During the Day, there were enough things to keep me busy, with appointments, people, work, and recovery. But I woke up a lot during those wee hours of the morning, and spent a lot of time praying, especially for my wife and daughter, and my friends: the people I love and the people who love me. God reminded me not to take things for granted and to always keep things in perspective. At one point, I was thinking about some of the amazing things I’ve done in my life, and God reassured me that this was not my time to go. I thought of Randy’s words, what God taught him on the death of His son: Remember what’s important—the people you love, the people who love you, and how you serve your God.

Isaiah 40 has always been a source of srength for me, and I found myself returning to it, time and again in those days:

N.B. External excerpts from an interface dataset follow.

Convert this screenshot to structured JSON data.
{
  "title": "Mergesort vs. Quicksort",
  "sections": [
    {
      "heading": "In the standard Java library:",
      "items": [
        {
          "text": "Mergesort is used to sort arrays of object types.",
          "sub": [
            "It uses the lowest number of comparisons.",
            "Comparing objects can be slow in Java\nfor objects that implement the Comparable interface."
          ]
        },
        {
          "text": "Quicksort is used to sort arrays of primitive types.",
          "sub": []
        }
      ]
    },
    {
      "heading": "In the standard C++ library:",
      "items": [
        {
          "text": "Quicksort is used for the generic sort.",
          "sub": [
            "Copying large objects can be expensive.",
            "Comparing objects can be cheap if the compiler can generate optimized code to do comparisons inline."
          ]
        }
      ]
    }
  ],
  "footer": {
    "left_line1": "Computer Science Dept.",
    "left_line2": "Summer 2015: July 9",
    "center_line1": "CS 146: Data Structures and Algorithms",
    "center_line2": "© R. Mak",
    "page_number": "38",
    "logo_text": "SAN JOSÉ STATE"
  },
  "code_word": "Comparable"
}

28 Have you never heard? Have you never understood? The LORD is the everlasting God, the Creator of all the earth. He never grows weak or weary. No one can measure the depths of his understanding.
29 He gives power to the weak and strength to the powerless.
30 Even youths will become weak and tired, and young men will fall in exhaustion.
31 But those who trust in the LORD will find new strength. They will soar high on wings like eagles. They will run and not grow weary. They will walk and not faint.

Most of all, I saw my family in a new light. The prospect of them moving on without me was almost unbearably hard. I love my wife and daughter, and I don’t think I have taken that love or the time I spend with them for granted, it’s just that now I see things differently. I hear The Mavericks and think about dancing with my daughter at her wedding, but also remember to dance with her now.

I try to communicate with my wife more, better. I find myself calling her in the middle of the day, or e-mailing her, just to tell her love her. It’s not that I think she’ll forget, it’s just that I find more joy in those moments of interaction, the small things like working out our schedules, planning dinner, or even working out our differences.

I have learned and continue to learn so much from the people who surround me. My hope, my prayer for each and every one of you is the one that has been fulfilled for me through, oddly enough, cancer: Find the courage you need to face your challenges, the strength you need to overcome them, and the dignity to do it with grace. God bless you all.


Redlefty said...


Steve Imparl said...


I rejoice in your recovery and wellness!

Mikey said...

Wow congrats on your recovery! Keep it up dude! (A friend of Steve Imparl)

Anonymous said...

did anyone mention how beautiful your wife and daughter were? You are lucky, dude!

Chris said...

Rob, what a marvelous post. I celebrate with you, and concur with all said above by others. May God continue to richly bless you, and may all of us continue to be blessed by your presence among us.

FishrCutB8 said...


Cutest kid in the entire world, and Mrs. Fish is teh HAWTness....